(Collected data entries)
━━━━

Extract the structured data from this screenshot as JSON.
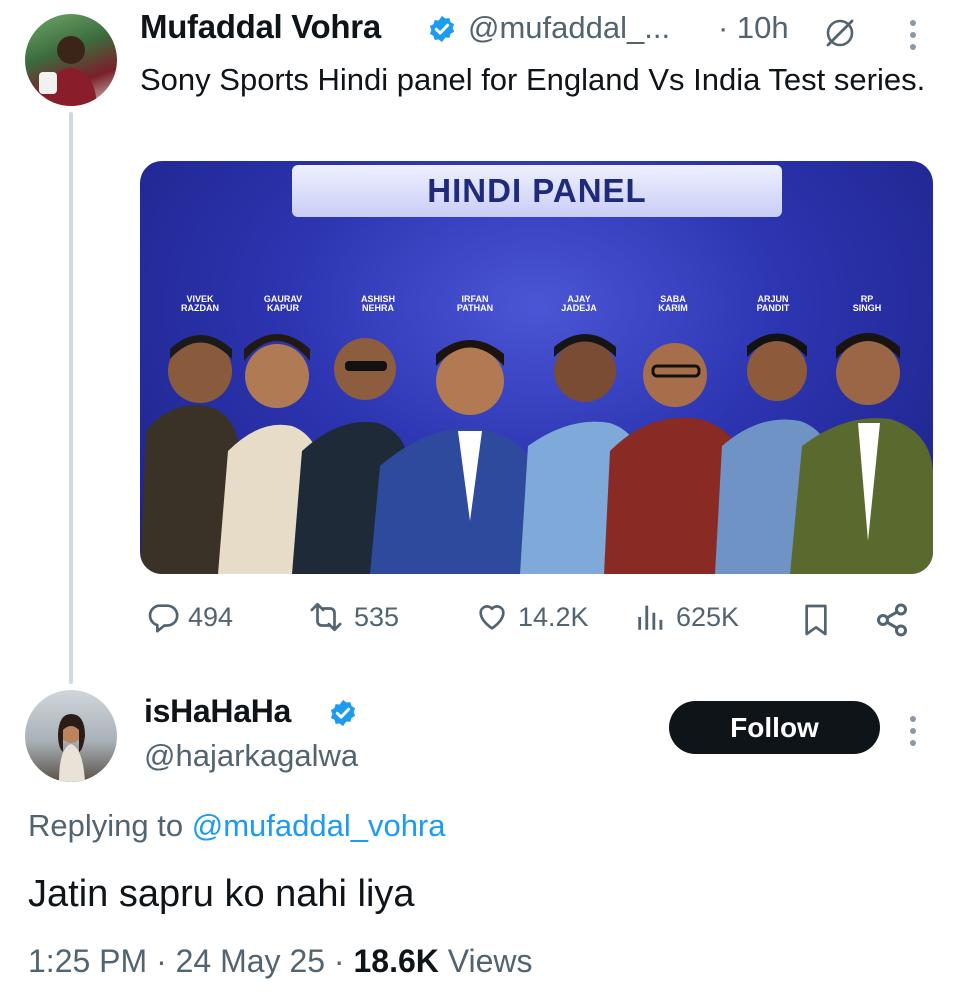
{
  "tweet": {
    "author_name": "Mufaddal Vohra",
    "author_handle": "@mufaddal_...",
    "time": "· 10h",
    "text": "Sony Sports Hindi panel for England Vs India Test series.",
    "media": {
      "banner_text": "HINDI PANEL",
      "panelists": [
        {
          "first": "VIVEK",
          "last": "RAZDAN"
        },
        {
          "first": "GAURAV",
          "last": "KAPUR"
        },
        {
          "first": "ASHISH",
          "last": "NEHRA"
        },
        {
          "first": "IRFAN",
          "last": "PATHAN"
        },
        {
          "first": "AJAY",
          "last": "JADEJA"
        },
        {
          "first": "SABA",
          "last": "KARIM"
        },
        {
          "first": "ARJUN",
          "last": "PANDIT"
        },
        {
          "first": "RP",
          "last": "SINGH"
        }
      ]
    },
    "stats": {
      "replies": "494",
      "reposts": "535",
      "likes": "14.2K",
      "views": "625K"
    }
  },
  "reply": {
    "author_name": "isHaHaHa",
    "author_handle": "@hajarkagalwa",
    "follow_label": "Follow",
    "replying_prefix": "Replying to",
    "replying_handle": "@mufaddal_vohra",
    "text": "Jatin sapru ko nahi liya",
    "time": "1:25 PM · 24 May 25 ·",
    "views_count": "18.6K",
    "views_label": "Views"
  },
  "colors": {
    "accent": "#1d9bf0",
    "muted": "#536471",
    "follow_bg": "#0f1419"
  }
}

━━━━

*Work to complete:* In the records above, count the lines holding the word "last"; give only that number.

*Exercise answer:* 8